### PROBLEM
Print what the records say exactly, and omit the pictures.

── MATERIAL PROVIDED

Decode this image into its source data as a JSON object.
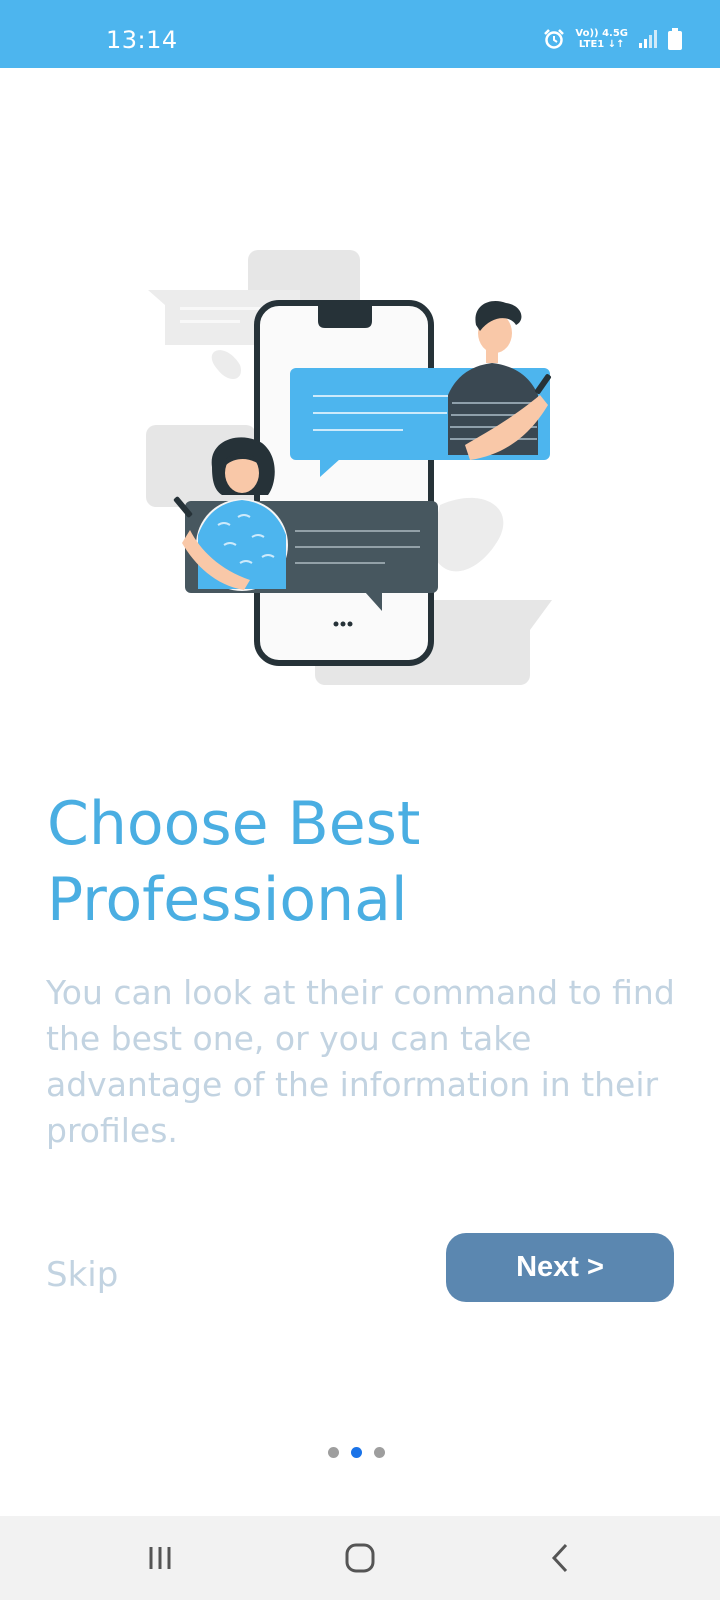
{
  "status_bar": {
    "time": "13:14",
    "network_top": "Vo)) 4.5G",
    "network_bottom": "LTE1 ↓↑",
    "icons": [
      "alarm-icon",
      "signal-icon",
      "battery-icon"
    ]
  },
  "onboarding": {
    "title": "Choose Best Professional",
    "description": "You can look at their command to find the best one, or you can take advantage of the information in their profiles.",
    "skip_label": "Skip",
    "next_label": "Next >",
    "page_count": 3,
    "current_page": 2
  },
  "nav_bar": {
    "icons": [
      "recent-apps-icon",
      "home-icon",
      "back-icon"
    ]
  },
  "colors": {
    "status_bar": "#4db5ee",
    "title": "#4aaee2",
    "muted_text": "#c2d3e1",
    "next_button": "#5b87b0",
    "active_dot": "#1a73e8",
    "chat_blue": "#4db5ee",
    "chat_dark": "#47575f"
  }
}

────

### RESPONSE TO THIS TASK
Decode this image into its source data as a JSON object.
{
  "status_bar": {
    "time": "13:14",
    "network_top": "Vo)) 4.5G",
    "network_bottom": "LTE1 ↓↑",
    "icons": [
      "alarm-icon",
      "signal-icon",
      "battery-icon"
    ]
  },
  "onboarding": {
    "title": "Choose Best Professional",
    "description": "You can look at their command to find the best one, or you can take advantage of the information in their profiles.",
    "skip_label": "Skip",
    "next_label": "Next >",
    "page_count": 3,
    "current_page": 2
  },
  "nav_bar": {
    "icons": [
      "recent-apps-icon",
      "home-icon",
      "back-icon"
    ]
  },
  "colors": {
    "status_bar": "#4db5ee",
    "title": "#4aaee2",
    "muted_text": "#c2d3e1",
    "next_button": "#5b87b0",
    "active_dot": "#1a73e8",
    "chat_blue": "#4db5ee",
    "chat_dark": "#47575f"
  }
}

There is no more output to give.